*Work request*. Every word of the data below has to be copied faithfully.

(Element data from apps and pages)
--- START ---
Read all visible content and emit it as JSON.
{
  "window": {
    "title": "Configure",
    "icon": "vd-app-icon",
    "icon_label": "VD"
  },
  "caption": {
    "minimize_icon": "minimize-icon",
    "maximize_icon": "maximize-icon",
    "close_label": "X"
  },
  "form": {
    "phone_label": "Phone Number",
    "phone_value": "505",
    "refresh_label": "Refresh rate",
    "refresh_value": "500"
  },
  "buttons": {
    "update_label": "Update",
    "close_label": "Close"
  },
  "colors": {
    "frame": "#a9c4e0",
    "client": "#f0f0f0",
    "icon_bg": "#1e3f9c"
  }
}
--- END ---
*Written response*.
Read all visible content and emit it as JSON.
{
  "window": {
    "title": "Configure",
    "icon": "vd-app-icon",
    "icon_label": "VD"
  },
  "caption": {
    "minimize_icon": "minimize-icon",
    "maximize_icon": "maximize-icon",
    "close_label": "X"
  },
  "form": {
    "phone_label": "Phone Number",
    "phone_value": "505",
    "refresh_label": "Refresh rate",
    "refresh_value": "500"
  },
  "buttons": {
    "update_label": "Update",
    "close_label": "Close"
  },
  "colors": {
    "frame": "#a9c4e0",
    "client": "#f0f0f0",
    "icon_bg": "#1e3f9c"
  }
}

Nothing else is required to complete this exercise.